▶ [What you have to do]: With the pictures omitted, set down exactly the lines from the one that contains "What data populates" through the last line of the data.

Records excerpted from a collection
::::::

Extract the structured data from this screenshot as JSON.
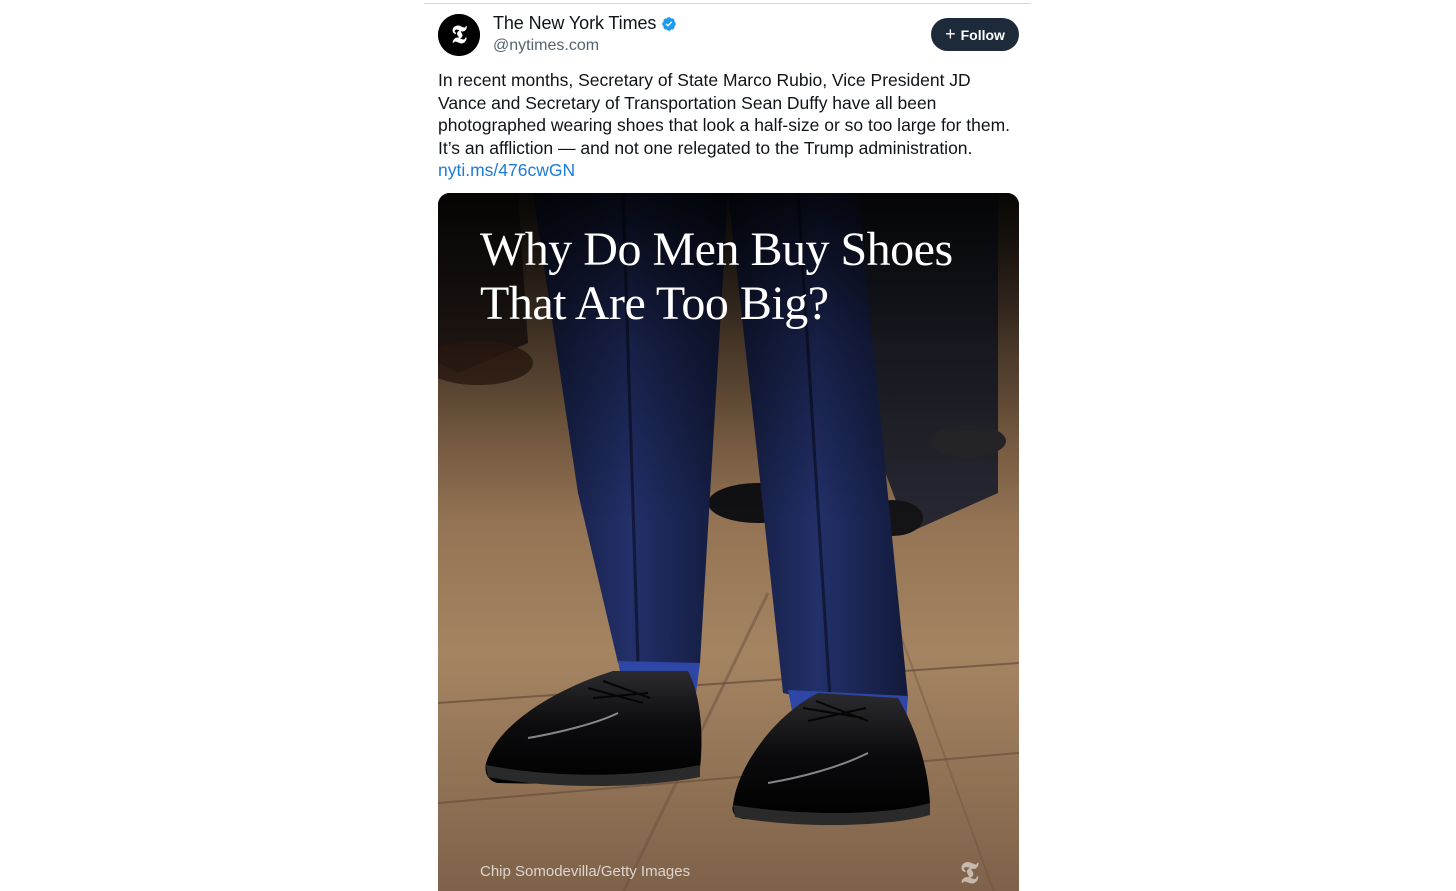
{
  "author": {
    "avatar_glyph": "𝕿",
    "name": "The New York Times",
    "handle": "@nytimes.com",
    "verified": true
  },
  "follow": {
    "icon": "plus-icon",
    "label": "Follow"
  },
  "post": {
    "text": "In recent months, Secretary of State Marco Rubio, Vice President JD Vance and Secretary of Transportation Sean Duffy have all been photographed wearing shoes that look a half-size or so too large for them. It’s an affliction — and not one relegated to the Trump administration. ",
    "link": "nyti.ms/476cwGN"
  },
  "media": {
    "headline_line1": "Why Do Men Buy Shoes",
    "headline_line2": "That Are Too Big?",
    "credit": "Chip Somodevilla/Getty Images",
    "watermark": "𝕿"
  },
  "colors": {
    "link": "#1d7bd7",
    "follow_bg": "#1d2a3a",
    "verified": "#1d9bf0"
  }
}
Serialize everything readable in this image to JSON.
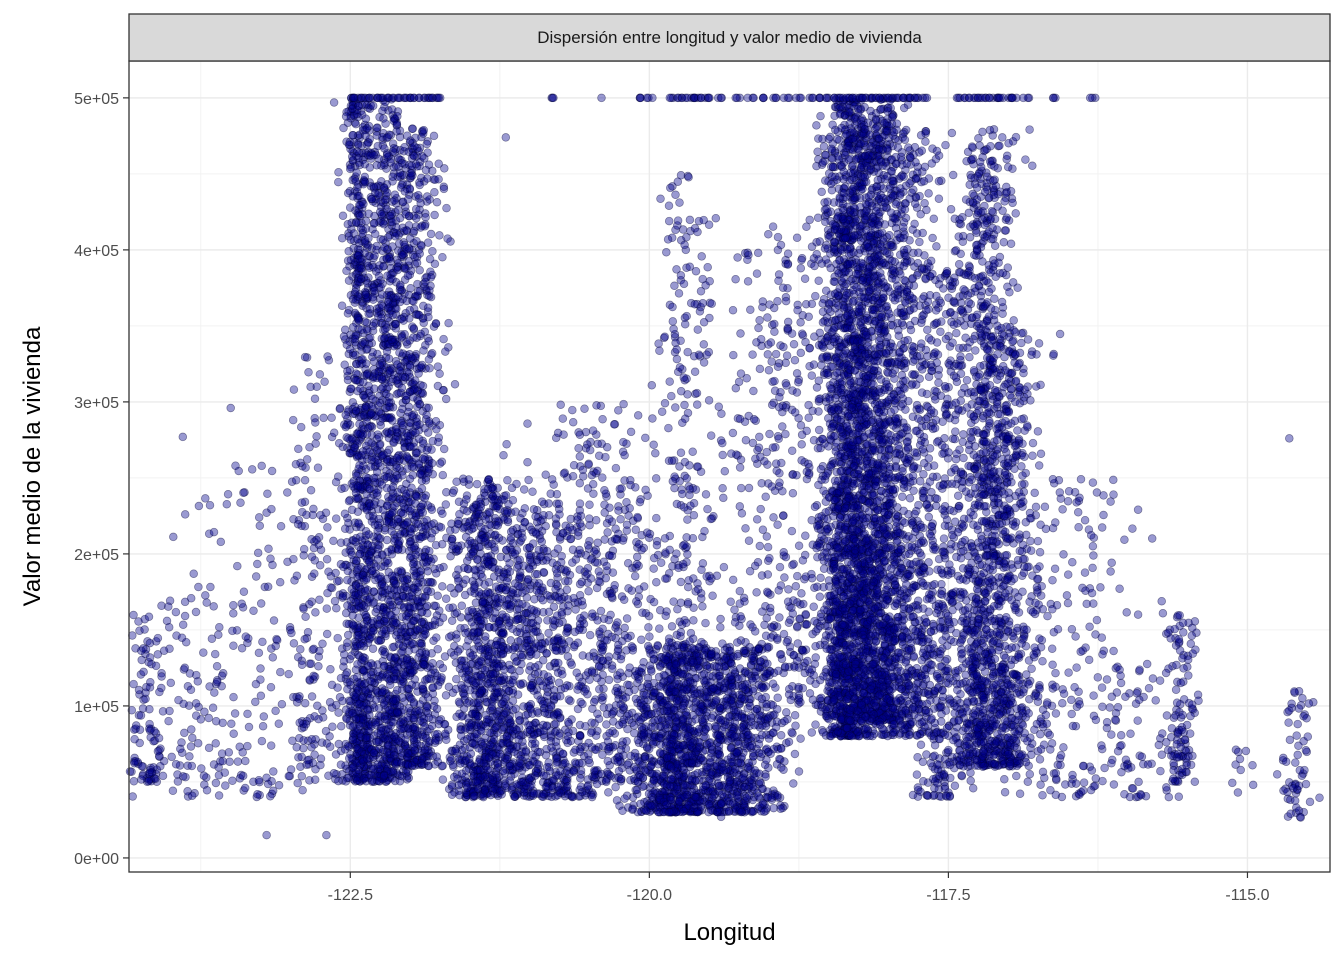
{
  "chart_data": {
    "type": "scatter",
    "facet_title": "Dispersión entre longitud y valor medio de vivienda",
    "xlabel": "Longitud",
    "ylabel": "Valor medio de la vivienda",
    "xlim": [
      -124.35,
      -114.31
    ],
    "ylim": [
      14999,
      500001
    ],
    "x_ticks": [
      -122.5,
      -120.0,
      -117.5,
      -115.0
    ],
    "x_tick_labels": [
      "-122.5",
      "-120.0",
      "-117.5",
      "-115.0"
    ],
    "y_ticks": [
      0,
      100000,
      200000,
      300000,
      400000,
      500000
    ],
    "y_tick_labels": [
      "0e+00",
      "1e+05",
      "2e+05",
      "3e+05",
      "4e+05",
      "5e+05"
    ],
    "grid": true,
    "legend": "none",
    "point_fill": "#00008B",
    "point_alpha": 0.4,
    "clusters": [
      {
        "x_center": -124.2,
        "x_spread": 0.12,
        "y_min": 50000,
        "y_max": 160000,
        "count": 90
      },
      {
        "x_center": -123.8,
        "x_spread": 0.25,
        "y_min": 40000,
        "y_max": 180000,
        "count": 110
      },
      {
        "x_center": -123.2,
        "x_spread": 0.3,
        "y_min": 40000,
        "y_max": 260000,
        "count": 150
      },
      {
        "x_center": -122.75,
        "x_spread": 0.15,
        "y_min": 50000,
        "y_max": 330000,
        "count": 160
      },
      {
        "x_center": -122.42,
        "x_spread": 0.07,
        "y_min": 50000,
        "y_max": 500001,
        "count": 900
      },
      {
        "x_center": -122.2,
        "x_spread": 0.09,
        "y_min": 50000,
        "y_max": 500001,
        "count": 900
      },
      {
        "x_center": -121.95,
        "x_spread": 0.11,
        "y_min": 60000,
        "y_max": 480000,
        "count": 1000
      },
      {
        "x_center": -121.4,
        "x_spread": 0.15,
        "y_min": 40000,
        "y_max": 250000,
        "count": 800
      },
      {
        "x_center": -121.0,
        "x_spread": 0.2,
        "y_min": 40000,
        "y_max": 230000,
        "count": 600
      },
      {
        "x_center": -120.6,
        "x_spread": 0.25,
        "y_min": 40000,
        "y_max": 300000,
        "count": 400
      },
      {
        "x_center": -120.2,
        "x_spread": 0.2,
        "y_min": 50000,
        "y_max": 250000,
        "count": 300
      },
      {
        "x_center": -119.8,
        "x_spread": 0.15,
        "y_min": 30000,
        "y_max": 140000,
        "count": 700
      },
      {
        "x_center": -119.3,
        "x_spread": 0.2,
        "y_min": 30000,
        "y_max": 140000,
        "count": 700
      },
      {
        "x_center": -119.7,
        "x_spread": 0.12,
        "y_min": 100000,
        "y_max": 450000,
        "count": 250
      },
      {
        "x_center": -119.05,
        "x_spread": 0.2,
        "y_min": 80000,
        "y_max": 400000,
        "count": 300
      },
      {
        "x_center": -118.6,
        "x_spread": 0.2,
        "y_min": 100000,
        "y_max": 420000,
        "count": 300
      },
      {
        "x_center": -118.35,
        "x_spread": 0.1,
        "y_min": 80000,
        "y_max": 500001,
        "count": 1600
      },
      {
        "x_center": -118.1,
        "x_spread": 0.12,
        "y_min": 90000,
        "y_max": 500001,
        "count": 1500
      },
      {
        "x_center": -117.85,
        "x_spread": 0.15,
        "y_min": 80000,
        "y_max": 480000,
        "count": 800
      },
      {
        "x_center": -117.55,
        "x_spread": 0.12,
        "y_min": 40000,
        "y_max": 400000,
        "count": 400
      },
      {
        "x_center": -117.2,
        "x_spread": 0.14,
        "y_min": 60000,
        "y_max": 480000,
        "count": 1000
      },
      {
        "x_center": -117.0,
        "x_spread": 0.15,
        "y_min": 60000,
        "y_max": 350000,
        "count": 600
      },
      {
        "x_center": -116.5,
        "x_spread": 0.3,
        "y_min": 40000,
        "y_max": 250000,
        "count": 200
      },
      {
        "x_center": -116.0,
        "x_spread": 0.25,
        "y_min": 40000,
        "y_max": 130000,
        "count": 80
      },
      {
        "x_center": -115.55,
        "x_spread": 0.06,
        "y_min": 50000,
        "y_max": 160000,
        "count": 100
      },
      {
        "x_center": -115.0,
        "x_spread": 0.1,
        "y_min": 40000,
        "y_max": 80000,
        "count": 10
      },
      {
        "x_center": -114.6,
        "x_spread": 0.08,
        "y_min": 25000,
        "y_max": 110000,
        "count": 60
      }
    ],
    "capped_points": {
      "y": 500001,
      "x": [
        -122.5,
        -122.45,
        -122.4,
        -122.35,
        -122.3,
        -122.25,
        -122.2,
        -122.15,
        -122.1,
        -122.05,
        -122.0,
        -121.95,
        -121.9,
        -121.85,
        -121.8,
        -121.75,
        -120.8,
        -120.1,
        -120.0,
        -119.8,
        -119.75,
        -119.7,
        -119.65,
        -119.6,
        -119.55,
        -119.5,
        -119.4,
        -119.25,
        -119.15,
        -119.05,
        -118.95,
        -118.85,
        -118.75,
        -118.65,
        -118.55,
        -118.5,
        -118.45,
        -118.4,
        -118.35,
        -118.3,
        -118.25,
        -118.2,
        -118.15,
        -118.1,
        -118.05,
        -118.0,
        -117.95,
        -117.9,
        -117.85,
        -117.8,
        -117.75,
        -117.7,
        -117.4,
        -117.35,
        -117.3,
        -117.25,
        -117.2,
        -117.15,
        -117.1,
        -117.05,
        -117.0,
        -116.95,
        -116.85,
        -116.6,
        -116.3
      ]
    },
    "outliers": [
      {
        "x": -123.5,
        "y": 296000
      },
      {
        "x": -123.9,
        "y": 277000
      },
      {
        "x": -123.88,
        "y": 226000
      },
      {
        "x": -114.65,
        "y": 276000
      },
      {
        "x": -121.8,
        "y": 475000
      },
      {
        "x": -121.2,
        "y": 474000
      },
      {
        "x": -120.4,
        "y": 500001
      },
      {
        "x": -123.2,
        "y": 15000
      },
      {
        "x": -122.7,
        "y": 15000
      },
      {
        "x": -119.4,
        "y": 27000
      }
    ]
  }
}
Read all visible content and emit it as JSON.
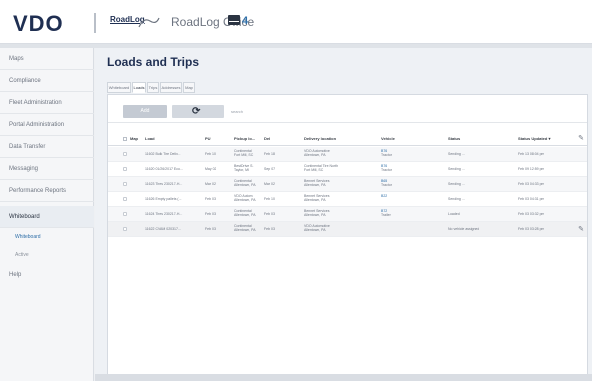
{
  "header": {
    "brand": "VDO",
    "app_logo_text": "RoadLog",
    "app_title": "RoadLog Office",
    "mail_count": "4",
    "mail_icon": "mail-icon"
  },
  "sidebar": {
    "items": [
      {
        "label": "Maps"
      },
      {
        "label": "Compliance"
      },
      {
        "label": "Fleet Administration"
      },
      {
        "label": "Portal Administration"
      },
      {
        "label": "Data Transfer"
      },
      {
        "label": "Messaging"
      },
      {
        "label": "Performance Reports"
      },
      {
        "label": "Whiteboard"
      },
      {
        "label": "Help"
      }
    ],
    "sub_items": [
      {
        "label": "Whiteboard"
      },
      {
        "label": "Active"
      }
    ]
  },
  "main": {
    "title": "Loads and Trips",
    "tabs": [
      {
        "label": "Whiteboard"
      },
      {
        "label": "Loads"
      },
      {
        "label": "Trips"
      },
      {
        "label": "Addresses"
      },
      {
        "label": "Map"
      }
    ],
    "toolbar": {
      "add_label": "Add",
      "refresh_glyph": "⟳",
      "search_placeholder": "search"
    },
    "columns": {
      "map": "Map",
      "load": "Load",
      "pu": "PU",
      "pickup": "Pickup lo...",
      "del": "Del",
      "delivery": "Delivery location",
      "vehicle": "Vehicle",
      "status": "Status",
      "updated": "Status Updated ▾"
    },
    "rows": [
      {
        "load": "11602 Bulk Tire Deliv...",
        "pu": "Feb 10",
        "pickup1": "Continental",
        "pickup2": "Fort Mill, SC",
        "del": "Feb 18",
        "delivery1": "VDO Automotive",
        "delivery2": "Allentown, PA",
        "vehicle1": "B76",
        "vehicle2": "Tractor",
        "status": "Sending ...",
        "updated": "Feb 13 08:04 pm"
      },
      {
        "load": "11620 01/26/2017 Eco...",
        "pu": "May 02",
        "pickup1": "BestDrive S.",
        "pickup2": "Taylor, MI",
        "del": "Sep 07",
        "delivery1": "Continental Tire North",
        "delivery2": "Fort Mill, SC",
        "vehicle1": "B76",
        "vehicle2": "Tractor",
        "status": "Sending ...",
        "updated": "Feb 09 12:59 pm"
      },
      {
        "load": "11623 Tires 230217-H...",
        "pu": "Mar 02",
        "pickup1": "Continental",
        "pickup2": "Allentown, PA",
        "del": "Mar 02",
        "delivery1": "Bennet Services",
        "delivery2": "Allentown, PA",
        "vehicle1": "B65",
        "vehicle2": "Tractor",
        "status": "Sending ...",
        "updated": "Feb 03 04:33 pm"
      },
      {
        "load": "11626 Empty pallets (...",
        "pu": "Feb 03",
        "pickup1": "VDO Autom",
        "pickup2": "Allentown, PA",
        "del": "Feb 10",
        "delivery1": "Bennet Services",
        "delivery2": "Allentown, PA",
        "vehicle1": "B22",
        "vehicle2": "",
        "status": "Sending ...",
        "updated": "Feb 03 04:31 pm"
      },
      {
        "load": "11624 Tires 230217-H...",
        "pu": "Feb 03",
        "pickup1": "Continental",
        "pickup2": "Allentown, PA",
        "del": "Feb 03",
        "delivery1": "Bennet Services",
        "delivery2": "Allentown, PA",
        "vehicle1": "B72",
        "vehicle2": "Trailer",
        "status": "Loaded",
        "updated": "Feb 03 03:32 pm"
      },
      {
        "load": "11622 CVAM 020317...",
        "pu": "Feb 03",
        "pickup1": "Continental",
        "pickup2": "Allentown, PA",
        "del": "Feb 03",
        "delivery1": "VDO Automotive",
        "delivery2": "Allentown, PA",
        "vehicle1": "",
        "vehicle2": "",
        "status": "No vehicle assigned",
        "updated": "Feb 03 03:28 pm"
      }
    ],
    "edit_icon": "pencil-icon"
  },
  "colors": {
    "brand": "#1f2f52",
    "link": "#2f6fa8",
    "background": "#eef1f5"
  }
}
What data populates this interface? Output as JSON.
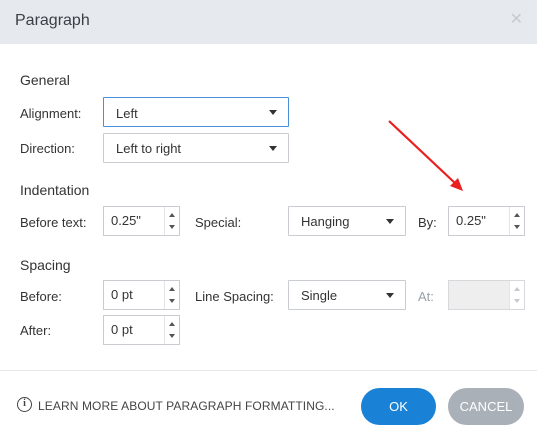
{
  "dialog": {
    "title": "Paragraph",
    "close_icon": "close-icon"
  },
  "general": {
    "heading": "General",
    "alignment_label": "Alignment:",
    "alignment_value": "Left",
    "direction_label": "Direction:",
    "direction_value": "Left to right"
  },
  "indentation": {
    "heading": "Indentation",
    "before_text_label": "Before text:",
    "before_text_value": "0.25\"",
    "special_label": "Special:",
    "special_value": "Hanging",
    "by_label": "By:",
    "by_value": "0.25\""
  },
  "spacing": {
    "heading": "Spacing",
    "before_label": "Before:",
    "before_value": "0 pt",
    "line_spacing_label": "Line Spacing:",
    "line_spacing_value": "Single",
    "at_label": "At:",
    "at_value": "",
    "after_label": "After:",
    "after_value": "0 pt"
  },
  "footer": {
    "learn_more": "LEARN MORE ABOUT PARAGRAPH FORMATTING...",
    "ok_label": "OK",
    "cancel_label": "CANCEL"
  },
  "colors": {
    "primary": "#1a82d6",
    "cancel": "#aab0b8",
    "annotation_arrow": "#e8201f"
  }
}
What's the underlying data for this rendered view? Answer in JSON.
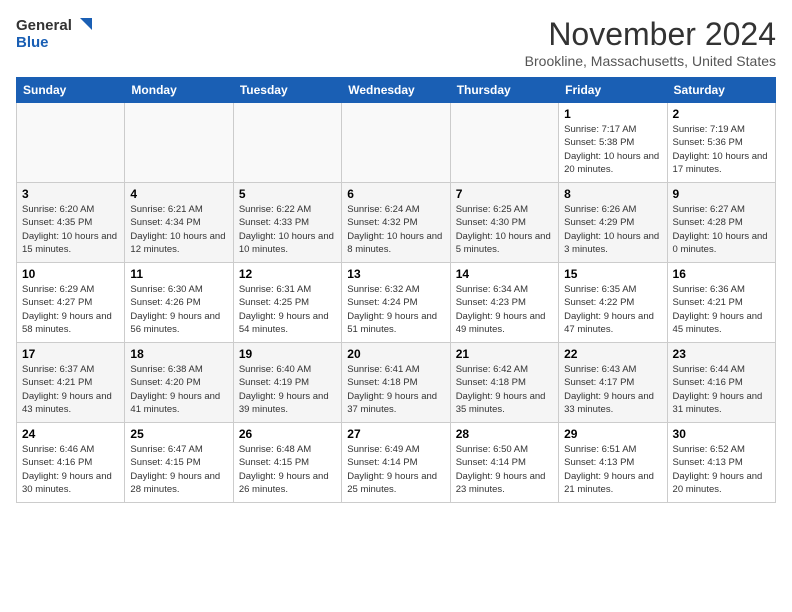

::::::

▶ [The completed task]:
What data populates this interface? Output as JSON.
{
  "dialog": {
    "title": "Paragraph",
    "close_icon": "close-icon"
  },
  "general": {
    "heading": "General",
    "alignment_label": "Alignment:",
    "alignment_value": "Left",
    "direction_label": "Direction:",
    "direction_value": "Left to right"
  },
  "indentation": {
    "heading": "Indentation",
    "before_text_label": "Before text:",
    "before_text_value": "0.25\"",
    "special_label": "Special:",
    "special_value": "Hanging",
    "by_label": "By:",
    "by_value": "0.25\""
  },
  "spacing": {
    "heading": "Spacing",
    "before_label": "Before:",
    "before_value": "0 pt",
    "line_spacing_label": "Line Spacing:",
    "line_spacing_value": "Single",
    "at_label": "At:",
    "at_value": "",
    "after_label": "After:",
    "after_value": "0 pt"
  },
  "footer": {
    "learn_more": "LEARN MORE ABOUT PARAGRAPH FORMATTING...",
    "ok_label": "OK",
    "cancel_label": "CANCEL"
  },
  "colors": {
    "primary": "#1a82d6",
    "cancel": "#aab0b8",
    "annotation_arrow": "#e8201f"
  }
}
What's the underlying data for this rendered view? Answer in JSON.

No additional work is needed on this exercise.